Yet even here, egg freezing is becoming a more topical issue for women looking to have it all. Writing in the Lancet medical journal earlier this month, fertility experts said all women in the UK should have the chance to freeze their eggs or ovarian tissue in their 20s or early 30s, to avoid fertility problems in later life and to reduce the costs of IVF treatment.
So far in Britain, just 20 babies have yet been born from frozen eggs according to the Human Fertilisation and Embryology Authority (HFEA). Around 18,000 eggs had been stored in the UK in total.
The opportunity to freeze eggs is particularly important to women with cancer, as it allows them to store eggs and ovarian tissue prior to chemotherapy.
But the London Women's Clinic notes that egg freezing is now being driven by social reasons too. "Egg freezing is becoming of increasing interest to a number of women who may not be in a secure relationship and choose to put a few eggs in storage for when, and if, the right man comes along," its website says.
Dr Simon Fishel at CARE fertility clinics in Nottingham says awareness of the procedure is still an issue.
“A lot of the young professional women probably don’t realise it is there," he says. "The majority probably think it is still going to cost me and I probably won’t need it."
What do you think? Is the fact that US companies are starting to offer free egg freezing to their employees a good or a bad thing? Would you be interested in having your eggs frozen yourself?
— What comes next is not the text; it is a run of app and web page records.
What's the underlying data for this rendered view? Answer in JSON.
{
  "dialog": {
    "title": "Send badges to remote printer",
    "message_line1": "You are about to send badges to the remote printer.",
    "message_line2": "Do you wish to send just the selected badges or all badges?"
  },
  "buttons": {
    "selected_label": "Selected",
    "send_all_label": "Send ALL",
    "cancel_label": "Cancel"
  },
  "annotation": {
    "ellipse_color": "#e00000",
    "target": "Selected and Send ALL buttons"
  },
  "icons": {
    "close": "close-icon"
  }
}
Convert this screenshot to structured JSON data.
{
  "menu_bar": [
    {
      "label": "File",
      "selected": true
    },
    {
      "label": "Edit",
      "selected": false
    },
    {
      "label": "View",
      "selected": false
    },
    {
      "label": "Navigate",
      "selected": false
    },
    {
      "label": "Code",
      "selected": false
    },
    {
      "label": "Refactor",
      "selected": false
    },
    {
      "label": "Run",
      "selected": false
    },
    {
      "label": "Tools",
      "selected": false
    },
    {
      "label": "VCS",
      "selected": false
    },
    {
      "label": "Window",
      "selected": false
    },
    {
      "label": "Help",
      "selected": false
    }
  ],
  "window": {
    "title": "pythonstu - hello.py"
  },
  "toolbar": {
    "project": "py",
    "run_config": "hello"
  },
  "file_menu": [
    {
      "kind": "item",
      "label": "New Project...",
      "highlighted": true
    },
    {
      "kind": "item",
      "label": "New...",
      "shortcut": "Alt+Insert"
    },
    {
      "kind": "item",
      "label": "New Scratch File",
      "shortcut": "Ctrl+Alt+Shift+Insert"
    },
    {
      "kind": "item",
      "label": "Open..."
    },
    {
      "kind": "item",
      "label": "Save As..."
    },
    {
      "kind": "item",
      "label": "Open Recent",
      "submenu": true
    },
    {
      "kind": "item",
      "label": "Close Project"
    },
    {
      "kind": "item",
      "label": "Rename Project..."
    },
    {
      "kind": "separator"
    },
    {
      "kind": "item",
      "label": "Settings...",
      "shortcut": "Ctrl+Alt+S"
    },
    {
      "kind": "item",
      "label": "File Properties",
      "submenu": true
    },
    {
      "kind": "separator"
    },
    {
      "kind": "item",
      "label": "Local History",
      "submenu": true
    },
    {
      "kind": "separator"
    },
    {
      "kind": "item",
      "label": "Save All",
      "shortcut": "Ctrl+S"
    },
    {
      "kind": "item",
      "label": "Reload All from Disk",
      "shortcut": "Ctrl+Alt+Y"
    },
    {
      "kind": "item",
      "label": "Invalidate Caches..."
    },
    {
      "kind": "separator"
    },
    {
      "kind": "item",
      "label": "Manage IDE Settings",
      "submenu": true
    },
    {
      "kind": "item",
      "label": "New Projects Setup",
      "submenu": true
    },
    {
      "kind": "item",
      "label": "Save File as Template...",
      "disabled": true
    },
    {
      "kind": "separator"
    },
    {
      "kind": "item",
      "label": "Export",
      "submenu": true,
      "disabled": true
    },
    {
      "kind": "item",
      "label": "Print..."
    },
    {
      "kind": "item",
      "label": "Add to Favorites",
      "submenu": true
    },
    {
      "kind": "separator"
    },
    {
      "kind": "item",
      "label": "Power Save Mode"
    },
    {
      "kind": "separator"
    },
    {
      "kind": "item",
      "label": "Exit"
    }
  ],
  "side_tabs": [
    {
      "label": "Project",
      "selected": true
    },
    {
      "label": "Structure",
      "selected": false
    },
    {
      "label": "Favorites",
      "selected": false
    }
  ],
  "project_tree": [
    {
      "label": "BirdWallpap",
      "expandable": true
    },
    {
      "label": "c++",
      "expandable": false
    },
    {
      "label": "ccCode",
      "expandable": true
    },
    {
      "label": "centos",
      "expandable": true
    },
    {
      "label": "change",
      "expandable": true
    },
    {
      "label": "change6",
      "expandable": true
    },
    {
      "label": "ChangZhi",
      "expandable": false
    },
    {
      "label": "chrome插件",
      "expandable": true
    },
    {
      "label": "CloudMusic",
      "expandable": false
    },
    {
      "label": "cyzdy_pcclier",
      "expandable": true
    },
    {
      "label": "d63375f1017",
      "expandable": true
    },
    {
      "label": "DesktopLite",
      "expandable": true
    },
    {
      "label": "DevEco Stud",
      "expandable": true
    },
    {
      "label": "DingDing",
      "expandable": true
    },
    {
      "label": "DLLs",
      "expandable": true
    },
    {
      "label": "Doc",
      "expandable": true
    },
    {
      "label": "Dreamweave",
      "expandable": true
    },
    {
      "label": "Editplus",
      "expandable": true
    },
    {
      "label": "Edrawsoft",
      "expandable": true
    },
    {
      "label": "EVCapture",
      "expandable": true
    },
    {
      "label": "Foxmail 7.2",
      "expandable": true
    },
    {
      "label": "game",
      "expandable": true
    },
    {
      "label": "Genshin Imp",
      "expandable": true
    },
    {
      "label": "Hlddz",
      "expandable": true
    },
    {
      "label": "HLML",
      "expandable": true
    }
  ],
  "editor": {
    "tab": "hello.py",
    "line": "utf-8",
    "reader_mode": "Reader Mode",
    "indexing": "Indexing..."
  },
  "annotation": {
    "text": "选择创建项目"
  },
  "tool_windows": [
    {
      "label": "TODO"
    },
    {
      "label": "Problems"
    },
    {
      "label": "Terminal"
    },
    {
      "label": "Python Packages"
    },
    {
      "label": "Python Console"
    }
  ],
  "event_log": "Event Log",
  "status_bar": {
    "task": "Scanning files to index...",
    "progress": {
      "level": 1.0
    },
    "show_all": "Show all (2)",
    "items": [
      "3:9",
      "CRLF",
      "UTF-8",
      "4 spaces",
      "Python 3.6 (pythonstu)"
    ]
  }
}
Let us know @stylistmagazine or in the comments below.
Photos: Rex Features and Getty Images